An exact copy of the records below is required, and it must contain no pictures.
==== DATA
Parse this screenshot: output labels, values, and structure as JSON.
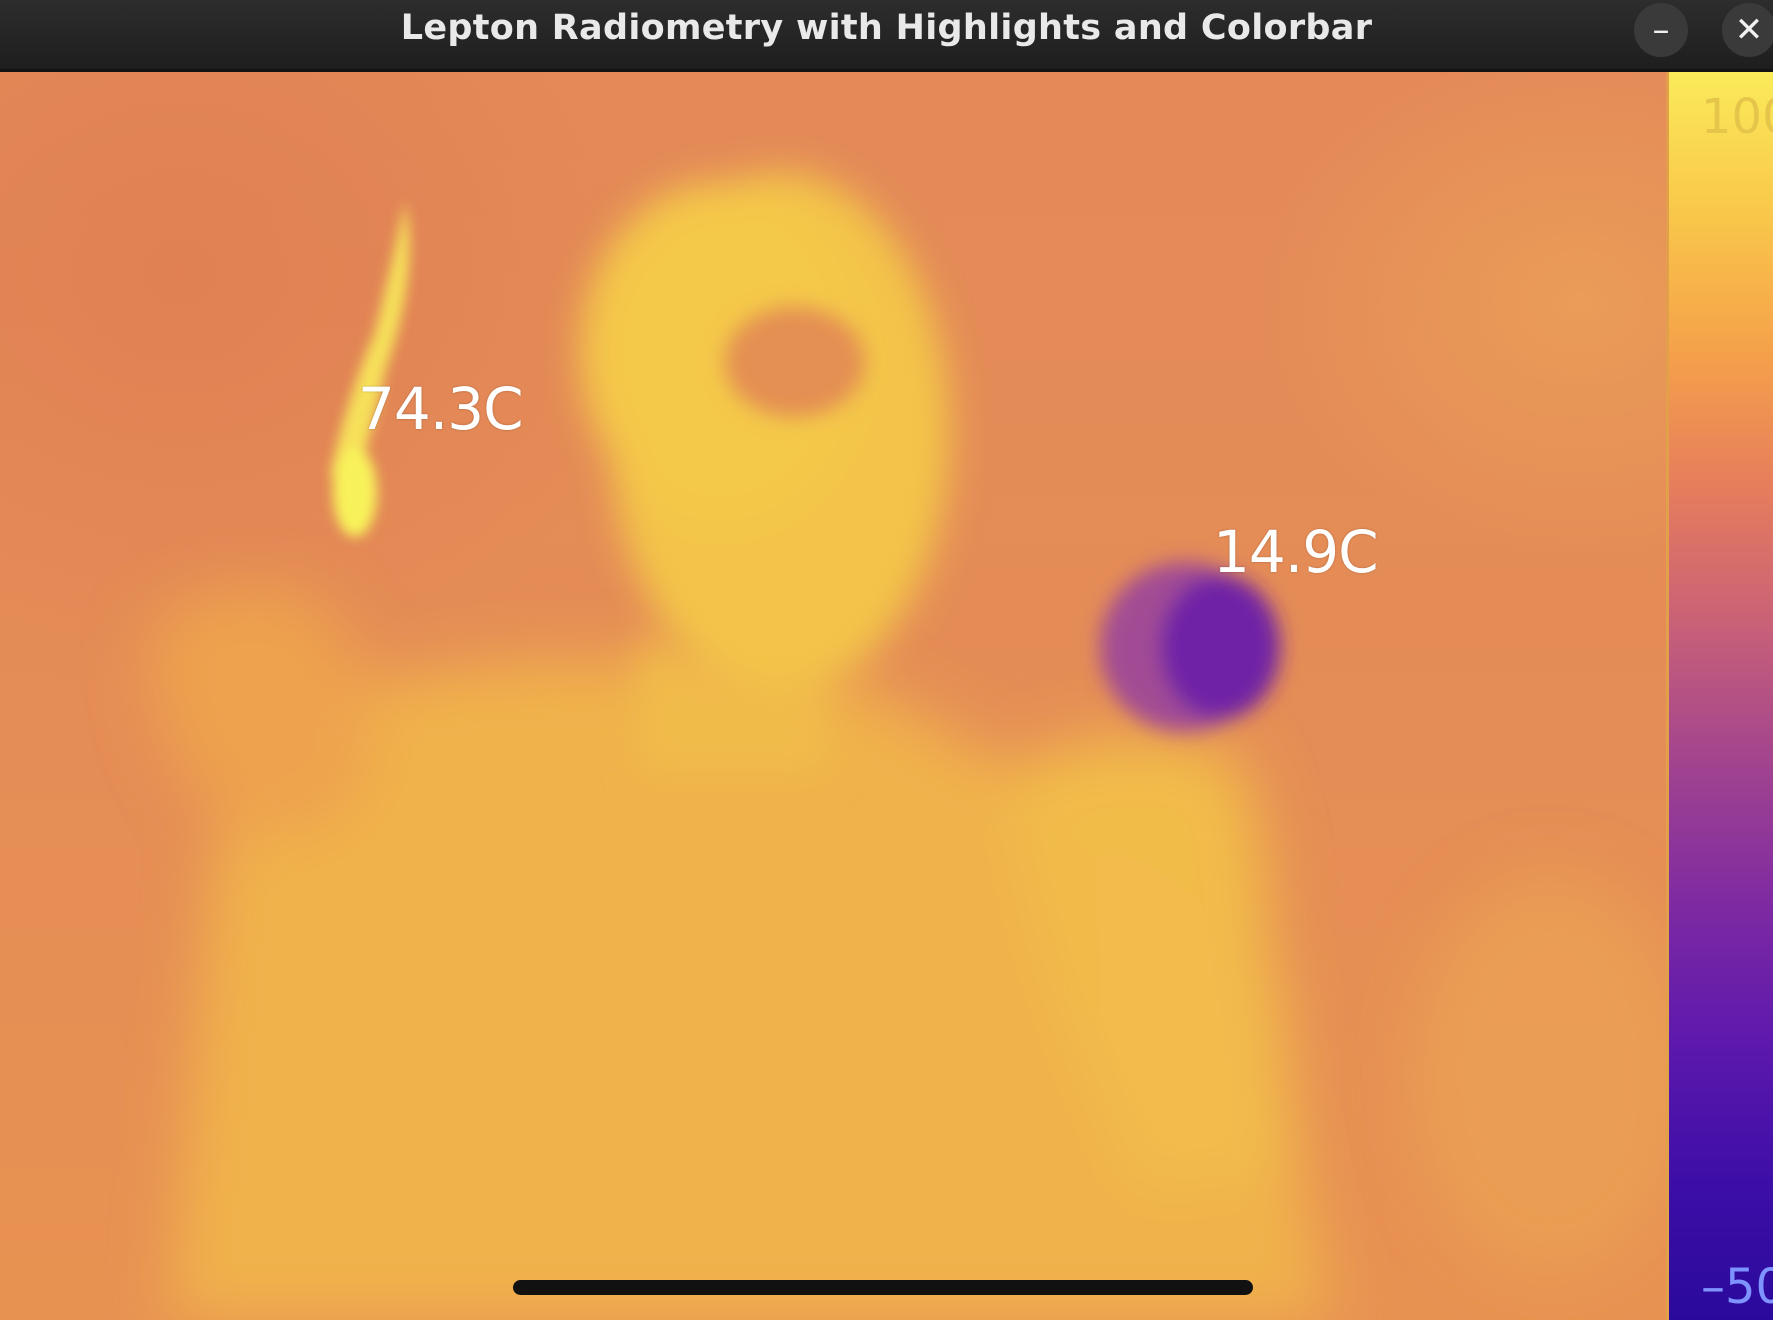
{
  "window": {
    "title": "Lepton Radiometry with Highlights and Colorbar",
    "minimize_symbol": "–",
    "close_symbol": "✕"
  },
  "readouts": [
    {
      "text": "74.3C",
      "kind": "hotspot"
    },
    {
      "text": "14.9C",
      "kind": "coldspot"
    }
  ],
  "colorbar": {
    "max_label": "100",
    "min_label": "–50",
    "colors": [
      "#fbea5a",
      "#f9c84a",
      "#f5a24a",
      "#e67d5c",
      "#c86078",
      "#a1438f",
      "#7e2aa2",
      "#5d18ad",
      "#3d0ea7",
      "#2a0a9c"
    ]
  },
  "palette": {
    "background": "#e48a58",
    "body": "#f0b54a",
    "hot": "#f8f25a",
    "cold": "#7a2aa8"
  }
}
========
* WRITTEN ANSWER:
Parse this screenshot: output labels, values, and structure as JSON.
{
  "window": {
    "title": "Lepton Radiometry with Highlights and Colorbar",
    "minimize_symbol": "–",
    "close_symbol": "✕"
  },
  "readouts": [
    {
      "text": "74.3C",
      "kind": "hotspot"
    },
    {
      "text": "14.9C",
      "kind": "coldspot"
    }
  ],
  "colorbar": {
    "max_label": "100",
    "min_label": "–50",
    "colors": [
      "#fbea5a",
      "#f9c84a",
      "#f5a24a",
      "#e67d5c",
      "#c86078",
      "#a1438f",
      "#7e2aa2",
      "#5d18ad",
      "#3d0ea7",
      "#2a0a9c"
    ]
  },
  "palette": {
    "background": "#e48a58",
    "body": "#f0b54a",
    "hot": "#f8f25a",
    "cold": "#7a2aa8"
  }
}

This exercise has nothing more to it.